Kathy Woodward, a pediatrician at the adolescent health clinic at Children's National Medical Center in Washington, worries that ads aimed at adolescents often create an inappropriate sense of fun, fostering the idea that there's a pill for every ill. Woodward believes taking drugs might seem hip, for example, when Antonio Banderas, whose voice is well known from the "Shrek" movies, narrates TV commercials for the allergy drug Nasonex.
Woodward says she has been overwhelmed by the number of teenage boys who come in asking for a prescription for Lamisil, an antifungal drug. TV ads that stopped airing about a year ago said dark-colored toenails might be a fungal infection that the drug can clear up.
"It's only an infection 10 percent of the time," says Woodward, "and leaving the nail as it is poses no health risk." What's more, because of a slight risk of liver damage, Woodward notes, anybody who takes the drug needs monitoring.

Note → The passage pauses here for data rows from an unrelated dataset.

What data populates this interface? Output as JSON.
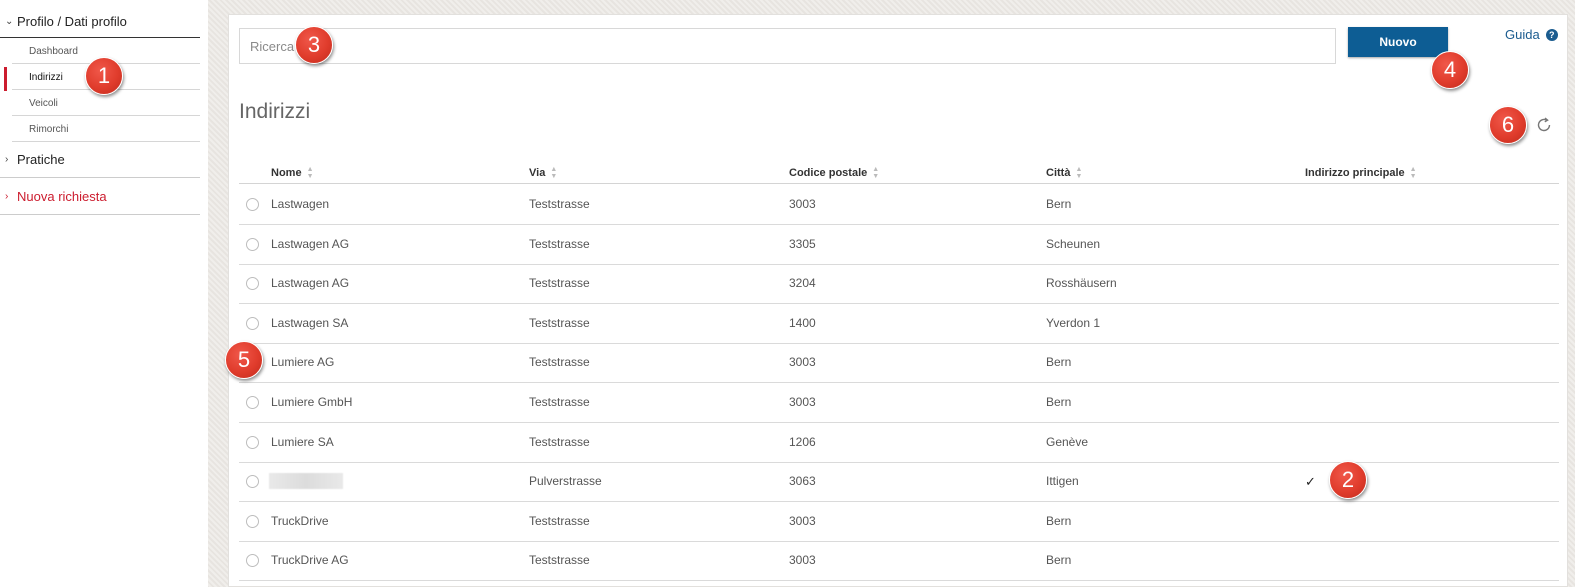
{
  "sidebar": {
    "profile_section": "Profilo / Dati profilo",
    "sub_items": [
      {
        "label": "Dashboard"
      },
      {
        "label": "Indirizzi"
      },
      {
        "label": "Veicoli"
      },
      {
        "label": "Rimorchi"
      }
    ],
    "pratiche": "Pratiche",
    "nuova_richiesta": "Nuova richiesta"
  },
  "search": {
    "placeholder": "Ricerca"
  },
  "toolbar": {
    "new_label": "Nuovo",
    "help_label": "Guida"
  },
  "page": {
    "title": "Indirizzi"
  },
  "table": {
    "headers": [
      "Nome",
      "Via",
      "Codice postale",
      "Città",
      "Indirizzo principale"
    ],
    "rows": [
      {
        "nome": "Lastwagen",
        "via": "Teststrasse",
        "cap": "3003",
        "citta": "Bern",
        "principale": ""
      },
      {
        "nome": "Lastwagen AG",
        "via": "Teststrasse",
        "cap": "3305",
        "citta": "Scheunen",
        "principale": ""
      },
      {
        "nome": "Lastwagen AG",
        "via": "Teststrasse",
        "cap": "3204",
        "citta": "Rosshäusern",
        "principale": ""
      },
      {
        "nome": "Lastwagen SA",
        "via": "Teststrasse",
        "cap": "1400",
        "citta": "Yverdon 1",
        "principale": ""
      },
      {
        "nome": "Lumiere AG",
        "via": "Teststrasse",
        "cap": "3003",
        "citta": "Bern",
        "principale": ""
      },
      {
        "nome": "Lumiere GmbH",
        "via": "Teststrasse",
        "cap": "3003",
        "citta": "Bern",
        "principale": ""
      },
      {
        "nome": "Lumiere SA",
        "via": "Teststrasse",
        "cap": "1206",
        "citta": "Genève",
        "principale": ""
      },
      {
        "nome": "",
        "via": "Pulverstrasse",
        "cap": "3063",
        "citta": "Ittigen",
        "principale": "✓"
      },
      {
        "nome": "TruckDrive",
        "via": "Teststrasse",
        "cap": "3003",
        "citta": "Bern",
        "principale": ""
      },
      {
        "nome": "TruckDrive AG",
        "via": "Teststrasse",
        "cap": "3003",
        "citta": "Bern",
        "principale": ""
      }
    ]
  },
  "markers": [
    "1",
    "2",
    "3",
    "4",
    "5",
    "6"
  ],
  "colors": {
    "accent_red": "#cc1c2e",
    "primary_blue": "#0d5d94",
    "link_blue": "#1b5c8f",
    "marker_red": "#e03c2c"
  },
  "icons": {
    "refresh": "refresh-icon",
    "help": "help-icon",
    "chevron": "chevron-icon"
  }
}
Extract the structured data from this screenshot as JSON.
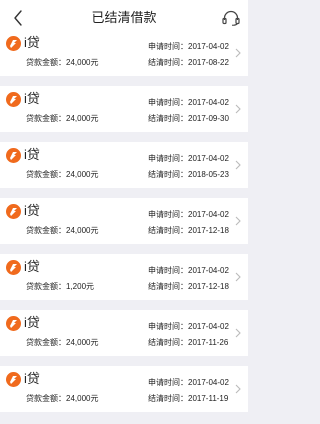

"When teenage boys make [a drug they've seen advertised] the focus of their yearly office visit," she explains, "it takes away time I need to talk about crucial health issues including safe driving, alcohol and prescription drug abuse."
source: The Washington Post